AIM OF THE TASK
In the listing below, which lines contain the string "component"? Copy them all.

━━━━━━━━━━━━━━━━━━━━

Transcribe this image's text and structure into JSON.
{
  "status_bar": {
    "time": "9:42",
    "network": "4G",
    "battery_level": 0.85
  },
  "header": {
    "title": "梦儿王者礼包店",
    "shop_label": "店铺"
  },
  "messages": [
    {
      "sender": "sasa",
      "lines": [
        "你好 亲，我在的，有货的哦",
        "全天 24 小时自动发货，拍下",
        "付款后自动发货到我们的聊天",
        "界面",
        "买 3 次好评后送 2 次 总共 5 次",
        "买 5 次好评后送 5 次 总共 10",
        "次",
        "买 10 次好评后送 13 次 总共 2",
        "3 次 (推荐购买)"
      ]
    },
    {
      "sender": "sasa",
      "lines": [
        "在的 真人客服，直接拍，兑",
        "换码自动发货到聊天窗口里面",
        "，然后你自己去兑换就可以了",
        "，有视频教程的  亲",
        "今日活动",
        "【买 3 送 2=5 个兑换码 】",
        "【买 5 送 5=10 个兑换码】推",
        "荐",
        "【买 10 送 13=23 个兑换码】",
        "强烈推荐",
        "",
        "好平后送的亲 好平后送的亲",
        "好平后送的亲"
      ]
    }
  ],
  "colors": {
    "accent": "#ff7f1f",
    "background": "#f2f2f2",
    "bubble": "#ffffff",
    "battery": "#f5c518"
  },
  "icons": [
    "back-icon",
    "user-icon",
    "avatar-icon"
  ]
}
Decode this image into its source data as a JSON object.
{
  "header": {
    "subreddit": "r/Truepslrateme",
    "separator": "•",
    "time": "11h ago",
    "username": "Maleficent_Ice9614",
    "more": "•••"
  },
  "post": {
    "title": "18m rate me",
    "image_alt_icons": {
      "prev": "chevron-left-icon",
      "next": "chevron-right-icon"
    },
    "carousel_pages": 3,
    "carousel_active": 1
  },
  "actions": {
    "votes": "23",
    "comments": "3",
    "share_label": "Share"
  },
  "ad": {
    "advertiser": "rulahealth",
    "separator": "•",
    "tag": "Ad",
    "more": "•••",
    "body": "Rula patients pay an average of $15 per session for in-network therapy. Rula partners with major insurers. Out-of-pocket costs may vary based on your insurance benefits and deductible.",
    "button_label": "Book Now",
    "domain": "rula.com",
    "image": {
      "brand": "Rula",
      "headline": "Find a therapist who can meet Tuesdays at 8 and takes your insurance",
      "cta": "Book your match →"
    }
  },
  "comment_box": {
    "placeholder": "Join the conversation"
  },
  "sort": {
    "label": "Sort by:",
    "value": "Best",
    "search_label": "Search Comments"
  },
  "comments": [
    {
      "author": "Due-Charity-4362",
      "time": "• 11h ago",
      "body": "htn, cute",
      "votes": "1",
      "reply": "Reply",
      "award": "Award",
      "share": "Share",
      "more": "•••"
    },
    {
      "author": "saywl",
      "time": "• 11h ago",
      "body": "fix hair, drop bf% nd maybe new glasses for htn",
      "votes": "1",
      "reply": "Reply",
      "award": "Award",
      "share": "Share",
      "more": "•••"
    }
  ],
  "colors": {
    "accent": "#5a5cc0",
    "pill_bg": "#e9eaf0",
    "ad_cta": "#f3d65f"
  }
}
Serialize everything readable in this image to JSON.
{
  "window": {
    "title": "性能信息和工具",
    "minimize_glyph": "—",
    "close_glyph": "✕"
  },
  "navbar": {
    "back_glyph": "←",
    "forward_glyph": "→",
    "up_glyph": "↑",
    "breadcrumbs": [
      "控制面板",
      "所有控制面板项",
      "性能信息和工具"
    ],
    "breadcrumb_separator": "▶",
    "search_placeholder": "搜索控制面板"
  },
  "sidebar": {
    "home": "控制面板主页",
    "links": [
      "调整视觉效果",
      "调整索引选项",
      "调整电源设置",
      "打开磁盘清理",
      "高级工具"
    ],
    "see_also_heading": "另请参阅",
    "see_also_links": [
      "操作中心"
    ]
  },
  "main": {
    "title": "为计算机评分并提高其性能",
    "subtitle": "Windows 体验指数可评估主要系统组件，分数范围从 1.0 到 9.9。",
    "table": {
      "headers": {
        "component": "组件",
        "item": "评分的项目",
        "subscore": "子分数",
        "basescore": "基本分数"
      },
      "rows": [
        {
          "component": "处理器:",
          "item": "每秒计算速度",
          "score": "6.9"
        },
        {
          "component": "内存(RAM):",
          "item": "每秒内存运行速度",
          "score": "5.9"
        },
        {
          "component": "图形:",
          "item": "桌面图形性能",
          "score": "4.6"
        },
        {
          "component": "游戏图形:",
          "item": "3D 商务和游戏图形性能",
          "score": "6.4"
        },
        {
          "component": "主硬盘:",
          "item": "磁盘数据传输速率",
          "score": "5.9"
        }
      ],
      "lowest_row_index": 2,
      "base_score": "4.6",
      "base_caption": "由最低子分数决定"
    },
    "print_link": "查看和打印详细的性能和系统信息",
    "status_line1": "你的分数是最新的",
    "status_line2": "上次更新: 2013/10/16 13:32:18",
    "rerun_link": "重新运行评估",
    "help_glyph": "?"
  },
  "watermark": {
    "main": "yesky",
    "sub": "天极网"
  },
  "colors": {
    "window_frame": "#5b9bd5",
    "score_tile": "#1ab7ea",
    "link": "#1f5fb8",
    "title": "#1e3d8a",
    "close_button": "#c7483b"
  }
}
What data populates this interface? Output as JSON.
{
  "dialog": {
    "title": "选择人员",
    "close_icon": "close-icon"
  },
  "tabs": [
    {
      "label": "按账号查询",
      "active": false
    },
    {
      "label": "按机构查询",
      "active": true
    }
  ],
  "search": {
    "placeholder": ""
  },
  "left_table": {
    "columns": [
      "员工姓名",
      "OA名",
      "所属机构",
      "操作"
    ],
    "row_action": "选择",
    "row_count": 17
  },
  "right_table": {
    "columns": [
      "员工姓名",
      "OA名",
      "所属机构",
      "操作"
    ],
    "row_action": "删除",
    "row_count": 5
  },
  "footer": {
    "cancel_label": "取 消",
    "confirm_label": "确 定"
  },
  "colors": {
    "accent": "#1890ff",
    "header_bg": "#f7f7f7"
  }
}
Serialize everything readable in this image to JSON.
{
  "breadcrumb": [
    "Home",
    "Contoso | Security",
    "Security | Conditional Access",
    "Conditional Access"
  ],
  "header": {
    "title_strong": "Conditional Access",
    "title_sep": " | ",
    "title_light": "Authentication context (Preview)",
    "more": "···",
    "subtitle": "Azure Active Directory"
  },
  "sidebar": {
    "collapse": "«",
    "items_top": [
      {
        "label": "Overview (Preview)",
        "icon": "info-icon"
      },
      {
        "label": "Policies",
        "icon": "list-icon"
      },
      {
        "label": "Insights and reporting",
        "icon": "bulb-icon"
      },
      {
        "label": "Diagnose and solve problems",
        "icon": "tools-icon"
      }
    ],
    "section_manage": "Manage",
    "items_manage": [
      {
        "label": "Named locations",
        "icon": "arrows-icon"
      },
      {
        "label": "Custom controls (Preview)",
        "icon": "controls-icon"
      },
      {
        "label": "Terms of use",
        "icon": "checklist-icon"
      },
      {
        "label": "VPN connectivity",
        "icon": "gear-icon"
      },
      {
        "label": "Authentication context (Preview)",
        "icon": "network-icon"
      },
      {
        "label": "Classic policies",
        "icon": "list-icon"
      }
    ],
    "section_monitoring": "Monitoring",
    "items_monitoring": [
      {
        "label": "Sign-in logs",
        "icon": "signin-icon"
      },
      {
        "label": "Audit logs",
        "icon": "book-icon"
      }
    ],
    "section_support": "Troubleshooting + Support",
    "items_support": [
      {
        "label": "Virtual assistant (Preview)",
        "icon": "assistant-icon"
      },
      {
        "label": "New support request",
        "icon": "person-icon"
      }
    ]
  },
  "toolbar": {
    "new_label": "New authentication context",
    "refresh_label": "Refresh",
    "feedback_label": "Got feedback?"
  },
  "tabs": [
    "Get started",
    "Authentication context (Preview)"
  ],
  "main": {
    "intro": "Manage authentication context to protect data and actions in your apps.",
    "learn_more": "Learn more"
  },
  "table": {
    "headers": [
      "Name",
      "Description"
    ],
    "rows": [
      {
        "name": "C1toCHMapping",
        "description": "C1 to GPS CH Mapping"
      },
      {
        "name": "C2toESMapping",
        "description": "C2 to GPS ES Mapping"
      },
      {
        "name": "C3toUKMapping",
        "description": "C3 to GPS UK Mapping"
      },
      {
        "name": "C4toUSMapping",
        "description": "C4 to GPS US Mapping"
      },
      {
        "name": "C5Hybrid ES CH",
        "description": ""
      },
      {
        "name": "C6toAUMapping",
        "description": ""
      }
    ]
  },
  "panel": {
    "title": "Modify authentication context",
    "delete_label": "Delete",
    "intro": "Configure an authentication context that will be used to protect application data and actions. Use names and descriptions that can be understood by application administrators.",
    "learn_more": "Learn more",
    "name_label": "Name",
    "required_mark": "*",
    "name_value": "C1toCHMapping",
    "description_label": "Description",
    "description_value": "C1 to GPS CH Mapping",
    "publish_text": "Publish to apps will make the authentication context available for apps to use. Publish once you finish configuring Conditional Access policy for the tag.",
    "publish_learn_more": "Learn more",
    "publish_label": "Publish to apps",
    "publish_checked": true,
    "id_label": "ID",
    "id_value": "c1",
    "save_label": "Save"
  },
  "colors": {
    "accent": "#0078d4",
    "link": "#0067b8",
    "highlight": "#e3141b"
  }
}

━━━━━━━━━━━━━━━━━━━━

ANSWER TO THIS TASK
        "component": "组件",
          "component": "处理器:",
          "component": "内存(RAM):",
          "component": "图形:",
          "component": "游戏图形:",
          "component": "主硬盘:",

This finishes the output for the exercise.